Filter the entries beneath this task, copying only the lines that hold the word "image".

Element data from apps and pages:
"""

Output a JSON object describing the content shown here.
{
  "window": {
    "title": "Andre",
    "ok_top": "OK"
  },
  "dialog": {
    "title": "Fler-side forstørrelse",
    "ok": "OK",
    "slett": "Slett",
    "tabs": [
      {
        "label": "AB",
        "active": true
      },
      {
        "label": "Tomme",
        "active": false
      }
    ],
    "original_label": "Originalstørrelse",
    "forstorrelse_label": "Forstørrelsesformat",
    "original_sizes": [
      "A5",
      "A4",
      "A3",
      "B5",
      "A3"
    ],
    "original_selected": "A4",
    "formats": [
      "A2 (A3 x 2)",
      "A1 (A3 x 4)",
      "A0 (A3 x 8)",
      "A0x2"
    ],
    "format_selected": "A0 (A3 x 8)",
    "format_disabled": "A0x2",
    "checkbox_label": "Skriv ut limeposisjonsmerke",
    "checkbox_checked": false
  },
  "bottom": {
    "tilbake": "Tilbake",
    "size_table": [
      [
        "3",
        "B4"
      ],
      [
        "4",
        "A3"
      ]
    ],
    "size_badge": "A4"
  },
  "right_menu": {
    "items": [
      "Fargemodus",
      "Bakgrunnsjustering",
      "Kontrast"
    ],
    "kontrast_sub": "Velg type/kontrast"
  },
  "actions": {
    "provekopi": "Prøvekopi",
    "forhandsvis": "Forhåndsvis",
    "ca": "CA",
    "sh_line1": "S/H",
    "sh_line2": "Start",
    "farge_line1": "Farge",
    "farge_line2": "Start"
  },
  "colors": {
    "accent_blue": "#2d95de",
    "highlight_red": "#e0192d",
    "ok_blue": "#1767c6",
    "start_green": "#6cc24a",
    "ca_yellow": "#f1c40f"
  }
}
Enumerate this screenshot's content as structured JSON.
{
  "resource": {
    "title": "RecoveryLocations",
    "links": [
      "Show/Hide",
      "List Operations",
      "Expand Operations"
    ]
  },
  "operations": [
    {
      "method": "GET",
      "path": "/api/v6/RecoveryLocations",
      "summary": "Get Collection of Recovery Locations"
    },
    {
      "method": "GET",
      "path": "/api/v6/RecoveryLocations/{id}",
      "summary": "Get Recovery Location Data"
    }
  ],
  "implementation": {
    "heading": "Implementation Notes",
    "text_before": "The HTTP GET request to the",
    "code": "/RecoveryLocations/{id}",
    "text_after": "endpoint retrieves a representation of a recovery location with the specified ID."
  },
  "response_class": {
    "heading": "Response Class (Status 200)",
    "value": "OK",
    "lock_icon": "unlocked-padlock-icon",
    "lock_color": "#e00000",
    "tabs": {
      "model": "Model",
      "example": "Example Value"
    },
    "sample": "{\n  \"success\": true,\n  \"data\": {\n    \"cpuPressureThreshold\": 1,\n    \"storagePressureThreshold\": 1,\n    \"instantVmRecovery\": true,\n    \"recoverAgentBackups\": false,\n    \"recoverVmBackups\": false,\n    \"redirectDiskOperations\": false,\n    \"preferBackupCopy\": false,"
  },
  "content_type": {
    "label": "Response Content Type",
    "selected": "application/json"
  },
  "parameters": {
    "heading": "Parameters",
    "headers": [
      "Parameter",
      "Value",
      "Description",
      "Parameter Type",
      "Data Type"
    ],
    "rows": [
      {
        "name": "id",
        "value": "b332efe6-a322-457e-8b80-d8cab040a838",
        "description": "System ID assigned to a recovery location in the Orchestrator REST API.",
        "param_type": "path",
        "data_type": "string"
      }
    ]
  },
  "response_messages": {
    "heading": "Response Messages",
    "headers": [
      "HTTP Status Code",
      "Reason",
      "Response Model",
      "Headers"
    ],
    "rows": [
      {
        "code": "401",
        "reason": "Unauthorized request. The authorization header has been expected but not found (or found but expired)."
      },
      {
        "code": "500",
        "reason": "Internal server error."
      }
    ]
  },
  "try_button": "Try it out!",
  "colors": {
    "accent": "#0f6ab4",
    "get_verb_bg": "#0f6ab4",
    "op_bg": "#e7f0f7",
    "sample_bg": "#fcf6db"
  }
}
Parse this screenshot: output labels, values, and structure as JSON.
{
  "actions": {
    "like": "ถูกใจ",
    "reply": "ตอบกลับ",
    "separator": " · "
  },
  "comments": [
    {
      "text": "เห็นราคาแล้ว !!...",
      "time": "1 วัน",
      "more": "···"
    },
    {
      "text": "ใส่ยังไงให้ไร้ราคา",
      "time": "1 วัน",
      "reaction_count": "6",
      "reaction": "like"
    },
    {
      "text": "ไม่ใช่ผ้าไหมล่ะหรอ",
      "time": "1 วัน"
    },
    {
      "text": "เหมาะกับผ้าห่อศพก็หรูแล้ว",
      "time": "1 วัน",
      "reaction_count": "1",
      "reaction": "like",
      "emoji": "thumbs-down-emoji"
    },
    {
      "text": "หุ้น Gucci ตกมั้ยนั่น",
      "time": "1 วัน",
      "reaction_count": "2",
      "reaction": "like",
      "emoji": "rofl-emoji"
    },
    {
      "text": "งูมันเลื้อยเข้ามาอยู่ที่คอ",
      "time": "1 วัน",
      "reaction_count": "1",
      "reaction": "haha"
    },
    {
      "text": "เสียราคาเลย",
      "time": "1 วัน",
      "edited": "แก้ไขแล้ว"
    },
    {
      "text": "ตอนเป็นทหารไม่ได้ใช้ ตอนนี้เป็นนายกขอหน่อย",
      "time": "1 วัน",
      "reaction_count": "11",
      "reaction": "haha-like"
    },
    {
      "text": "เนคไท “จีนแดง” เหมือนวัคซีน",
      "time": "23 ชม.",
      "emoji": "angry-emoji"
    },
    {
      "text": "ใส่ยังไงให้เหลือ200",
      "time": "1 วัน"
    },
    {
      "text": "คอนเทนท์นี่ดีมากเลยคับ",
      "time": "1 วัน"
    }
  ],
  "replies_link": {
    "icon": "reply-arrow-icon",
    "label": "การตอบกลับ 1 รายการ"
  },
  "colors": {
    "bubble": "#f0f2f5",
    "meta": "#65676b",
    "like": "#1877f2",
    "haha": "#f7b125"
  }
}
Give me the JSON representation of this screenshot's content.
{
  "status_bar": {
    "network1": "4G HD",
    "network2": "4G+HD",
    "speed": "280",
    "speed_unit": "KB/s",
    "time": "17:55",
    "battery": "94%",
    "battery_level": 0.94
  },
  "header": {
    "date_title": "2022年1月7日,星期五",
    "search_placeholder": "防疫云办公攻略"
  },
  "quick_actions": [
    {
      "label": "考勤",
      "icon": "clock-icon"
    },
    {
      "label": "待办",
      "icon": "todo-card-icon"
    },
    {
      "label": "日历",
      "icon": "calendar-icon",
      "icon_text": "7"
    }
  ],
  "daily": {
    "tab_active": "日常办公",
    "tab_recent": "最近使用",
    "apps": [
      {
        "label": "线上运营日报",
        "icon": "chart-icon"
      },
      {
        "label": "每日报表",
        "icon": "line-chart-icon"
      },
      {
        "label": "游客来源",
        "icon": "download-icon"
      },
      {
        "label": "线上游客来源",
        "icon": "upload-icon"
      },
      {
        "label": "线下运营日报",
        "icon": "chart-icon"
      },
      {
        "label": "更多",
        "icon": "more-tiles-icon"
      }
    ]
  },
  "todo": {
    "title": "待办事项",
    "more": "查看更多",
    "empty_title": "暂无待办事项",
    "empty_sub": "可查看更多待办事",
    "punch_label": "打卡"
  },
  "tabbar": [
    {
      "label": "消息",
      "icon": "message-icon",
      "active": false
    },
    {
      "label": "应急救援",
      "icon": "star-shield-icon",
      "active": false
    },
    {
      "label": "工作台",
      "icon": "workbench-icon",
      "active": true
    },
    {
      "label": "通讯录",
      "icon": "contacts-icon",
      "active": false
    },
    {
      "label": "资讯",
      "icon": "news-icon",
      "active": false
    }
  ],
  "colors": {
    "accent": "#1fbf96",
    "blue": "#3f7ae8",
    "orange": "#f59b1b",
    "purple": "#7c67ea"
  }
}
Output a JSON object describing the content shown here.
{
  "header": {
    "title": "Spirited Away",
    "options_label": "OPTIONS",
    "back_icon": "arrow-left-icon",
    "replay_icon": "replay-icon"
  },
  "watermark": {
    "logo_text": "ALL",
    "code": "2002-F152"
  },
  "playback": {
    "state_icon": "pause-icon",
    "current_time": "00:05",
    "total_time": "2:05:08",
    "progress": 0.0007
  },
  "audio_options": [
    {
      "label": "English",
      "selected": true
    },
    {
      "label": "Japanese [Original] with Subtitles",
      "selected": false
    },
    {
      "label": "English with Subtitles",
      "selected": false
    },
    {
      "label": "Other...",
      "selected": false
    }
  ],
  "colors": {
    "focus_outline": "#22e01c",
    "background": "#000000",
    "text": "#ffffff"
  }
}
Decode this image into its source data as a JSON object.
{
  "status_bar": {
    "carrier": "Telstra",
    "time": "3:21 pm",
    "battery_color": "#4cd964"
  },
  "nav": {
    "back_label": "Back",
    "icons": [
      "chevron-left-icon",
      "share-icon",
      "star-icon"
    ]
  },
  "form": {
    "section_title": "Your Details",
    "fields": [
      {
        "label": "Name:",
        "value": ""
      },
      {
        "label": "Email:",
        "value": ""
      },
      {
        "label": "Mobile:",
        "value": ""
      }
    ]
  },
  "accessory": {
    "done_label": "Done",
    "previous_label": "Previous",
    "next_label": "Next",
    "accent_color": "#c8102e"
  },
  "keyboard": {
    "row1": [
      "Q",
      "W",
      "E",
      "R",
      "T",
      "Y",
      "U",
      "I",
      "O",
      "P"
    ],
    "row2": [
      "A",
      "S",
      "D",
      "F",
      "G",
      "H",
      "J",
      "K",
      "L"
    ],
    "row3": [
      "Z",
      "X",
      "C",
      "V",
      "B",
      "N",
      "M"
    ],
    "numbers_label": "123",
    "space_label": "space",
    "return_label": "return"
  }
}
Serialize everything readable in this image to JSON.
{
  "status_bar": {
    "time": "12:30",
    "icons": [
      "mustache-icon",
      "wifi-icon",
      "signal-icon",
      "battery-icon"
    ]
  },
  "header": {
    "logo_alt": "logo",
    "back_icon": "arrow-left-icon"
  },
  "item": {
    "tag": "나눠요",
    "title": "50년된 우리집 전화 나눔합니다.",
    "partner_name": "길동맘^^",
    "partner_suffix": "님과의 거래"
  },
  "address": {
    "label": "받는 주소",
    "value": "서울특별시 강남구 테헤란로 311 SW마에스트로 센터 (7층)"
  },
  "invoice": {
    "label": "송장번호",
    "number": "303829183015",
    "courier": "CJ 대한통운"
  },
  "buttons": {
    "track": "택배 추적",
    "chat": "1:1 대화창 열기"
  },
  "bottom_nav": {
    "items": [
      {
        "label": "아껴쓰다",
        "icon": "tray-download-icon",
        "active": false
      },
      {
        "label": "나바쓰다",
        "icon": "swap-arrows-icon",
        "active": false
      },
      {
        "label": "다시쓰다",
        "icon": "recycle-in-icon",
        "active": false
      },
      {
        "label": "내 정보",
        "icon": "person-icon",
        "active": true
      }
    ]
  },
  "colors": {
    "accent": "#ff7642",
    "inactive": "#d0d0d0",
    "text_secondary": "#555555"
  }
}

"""

ANSWER SECTION:
Decode this image into its source data as a JSON object.
Serialize everything readable in this image to JSON.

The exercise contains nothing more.